“Following my intervention, I was pleased to be informed that the senior project manager visited the area to discuss this matter with residents and to highlight the reasons why it is not possible to provide an underground service.”

Indeed, an Openreach spokesperson said that, while the company is sympathetic to Mr Baker’s concerns, it was, in this case, the most logical solution to set up these poles.

A spokesperson for Openreach said: “Our engineers are currently working hard to bring ultra-fast and ultra-reliable full fibre broadband to Llandudno, which will not only bring huge benefits to families and businesses in the area but also a welcome boost to local economy.

“The vast majority of Llandudno residents are looking forward to being able to use some of the fastest broadband speeds in Europe, but we appreciate the concerns of Mr Baker.

“We would like to re-assure Mr Baker that we always try to place our poles in the most appropriate location.

“We’re aware of the visual impact our equipment can have and the balance between cost effectiveness, aesthetics and safety can be difficult to achieve.

“As a result, there are times when we simply cannot avoid erecting poles in order to provide services efficiently, safely and in a sound engineering manner.

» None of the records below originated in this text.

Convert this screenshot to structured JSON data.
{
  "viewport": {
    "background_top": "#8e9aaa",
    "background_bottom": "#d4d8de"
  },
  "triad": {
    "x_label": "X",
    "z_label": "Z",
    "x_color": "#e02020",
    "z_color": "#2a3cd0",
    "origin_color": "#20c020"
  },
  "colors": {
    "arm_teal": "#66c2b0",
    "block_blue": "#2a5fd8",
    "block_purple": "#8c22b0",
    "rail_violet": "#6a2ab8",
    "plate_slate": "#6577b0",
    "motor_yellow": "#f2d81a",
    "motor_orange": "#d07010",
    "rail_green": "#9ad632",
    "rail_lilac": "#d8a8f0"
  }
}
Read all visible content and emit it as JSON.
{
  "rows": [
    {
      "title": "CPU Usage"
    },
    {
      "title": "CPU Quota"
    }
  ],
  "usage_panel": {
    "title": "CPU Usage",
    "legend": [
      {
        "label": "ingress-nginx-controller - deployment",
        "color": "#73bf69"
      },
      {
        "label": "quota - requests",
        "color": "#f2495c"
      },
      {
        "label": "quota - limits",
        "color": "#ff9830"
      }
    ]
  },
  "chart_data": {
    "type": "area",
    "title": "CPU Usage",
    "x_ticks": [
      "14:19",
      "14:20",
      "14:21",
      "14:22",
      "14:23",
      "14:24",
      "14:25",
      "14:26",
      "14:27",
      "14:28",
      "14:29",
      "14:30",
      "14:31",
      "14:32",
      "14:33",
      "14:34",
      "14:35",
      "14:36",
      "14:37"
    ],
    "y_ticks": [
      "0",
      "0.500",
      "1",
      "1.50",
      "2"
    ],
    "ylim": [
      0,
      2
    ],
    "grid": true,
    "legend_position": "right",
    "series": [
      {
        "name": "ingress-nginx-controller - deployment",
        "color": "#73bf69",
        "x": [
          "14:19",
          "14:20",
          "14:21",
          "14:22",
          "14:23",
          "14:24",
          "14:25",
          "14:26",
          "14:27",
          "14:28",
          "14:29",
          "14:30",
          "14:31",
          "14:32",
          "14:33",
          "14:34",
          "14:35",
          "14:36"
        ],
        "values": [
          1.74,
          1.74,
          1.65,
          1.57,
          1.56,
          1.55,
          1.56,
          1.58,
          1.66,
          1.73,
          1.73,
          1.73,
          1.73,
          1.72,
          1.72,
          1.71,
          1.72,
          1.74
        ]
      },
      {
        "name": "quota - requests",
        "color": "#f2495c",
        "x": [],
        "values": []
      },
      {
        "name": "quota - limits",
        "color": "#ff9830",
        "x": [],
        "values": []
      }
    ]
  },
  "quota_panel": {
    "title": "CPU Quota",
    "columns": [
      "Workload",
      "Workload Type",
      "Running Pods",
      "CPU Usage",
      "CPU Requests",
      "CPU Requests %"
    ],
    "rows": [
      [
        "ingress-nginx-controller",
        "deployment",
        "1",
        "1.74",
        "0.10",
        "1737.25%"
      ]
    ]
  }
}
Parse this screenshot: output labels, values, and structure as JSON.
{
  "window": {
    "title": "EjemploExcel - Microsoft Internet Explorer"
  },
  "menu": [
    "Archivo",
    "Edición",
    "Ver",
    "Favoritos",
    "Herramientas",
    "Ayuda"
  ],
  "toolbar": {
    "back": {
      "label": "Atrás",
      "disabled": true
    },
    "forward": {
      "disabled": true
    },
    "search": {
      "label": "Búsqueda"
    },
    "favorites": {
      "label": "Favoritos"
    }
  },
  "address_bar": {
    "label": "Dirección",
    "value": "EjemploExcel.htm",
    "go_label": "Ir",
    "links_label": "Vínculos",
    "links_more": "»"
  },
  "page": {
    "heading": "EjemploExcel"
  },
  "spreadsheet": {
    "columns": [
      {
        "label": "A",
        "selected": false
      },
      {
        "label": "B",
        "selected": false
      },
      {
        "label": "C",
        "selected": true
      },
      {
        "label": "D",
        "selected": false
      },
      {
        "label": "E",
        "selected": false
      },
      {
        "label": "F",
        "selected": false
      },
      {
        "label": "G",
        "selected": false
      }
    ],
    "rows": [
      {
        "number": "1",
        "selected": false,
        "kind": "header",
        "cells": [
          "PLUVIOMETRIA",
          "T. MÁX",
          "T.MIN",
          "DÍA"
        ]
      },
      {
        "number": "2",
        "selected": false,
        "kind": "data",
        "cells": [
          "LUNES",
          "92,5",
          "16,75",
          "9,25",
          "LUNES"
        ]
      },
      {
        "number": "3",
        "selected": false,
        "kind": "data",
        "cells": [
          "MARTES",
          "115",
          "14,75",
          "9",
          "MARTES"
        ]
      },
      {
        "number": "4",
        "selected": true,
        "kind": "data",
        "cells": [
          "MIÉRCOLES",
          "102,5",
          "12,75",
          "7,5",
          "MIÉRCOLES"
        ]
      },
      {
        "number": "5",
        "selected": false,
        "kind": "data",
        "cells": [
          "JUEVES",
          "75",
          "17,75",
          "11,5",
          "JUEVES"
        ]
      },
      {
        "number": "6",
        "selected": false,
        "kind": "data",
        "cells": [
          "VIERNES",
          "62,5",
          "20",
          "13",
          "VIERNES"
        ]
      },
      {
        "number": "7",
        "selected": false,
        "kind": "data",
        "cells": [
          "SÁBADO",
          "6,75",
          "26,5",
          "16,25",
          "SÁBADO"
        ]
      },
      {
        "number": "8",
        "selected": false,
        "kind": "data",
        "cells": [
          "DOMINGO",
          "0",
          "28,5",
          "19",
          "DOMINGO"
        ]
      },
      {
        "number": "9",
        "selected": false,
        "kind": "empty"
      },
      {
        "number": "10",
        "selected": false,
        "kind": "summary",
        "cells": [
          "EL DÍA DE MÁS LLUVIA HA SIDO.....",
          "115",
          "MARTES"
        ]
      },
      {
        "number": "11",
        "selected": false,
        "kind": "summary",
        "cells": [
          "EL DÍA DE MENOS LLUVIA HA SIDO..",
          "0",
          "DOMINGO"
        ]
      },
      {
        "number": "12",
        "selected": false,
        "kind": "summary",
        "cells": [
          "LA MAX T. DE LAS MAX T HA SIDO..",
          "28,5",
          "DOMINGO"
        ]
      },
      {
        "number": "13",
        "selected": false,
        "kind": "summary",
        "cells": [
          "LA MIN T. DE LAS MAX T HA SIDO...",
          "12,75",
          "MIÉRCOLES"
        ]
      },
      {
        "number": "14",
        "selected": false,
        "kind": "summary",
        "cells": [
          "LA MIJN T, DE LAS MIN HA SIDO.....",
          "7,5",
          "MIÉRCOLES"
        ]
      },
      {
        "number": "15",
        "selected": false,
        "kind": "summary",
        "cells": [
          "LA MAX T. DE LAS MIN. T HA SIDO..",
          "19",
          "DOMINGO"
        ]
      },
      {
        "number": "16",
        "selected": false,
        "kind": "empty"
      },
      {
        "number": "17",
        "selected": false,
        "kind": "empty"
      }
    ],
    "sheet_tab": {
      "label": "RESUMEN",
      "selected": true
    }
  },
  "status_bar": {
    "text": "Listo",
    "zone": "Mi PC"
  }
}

“We have already explored the options of an underground solution in the area but unfortunately, this is cost-prohibitive, and by providing an underground solution, it would divert investment away from providing ultra-fast broadband to more than 300 homes and businesses in the area.”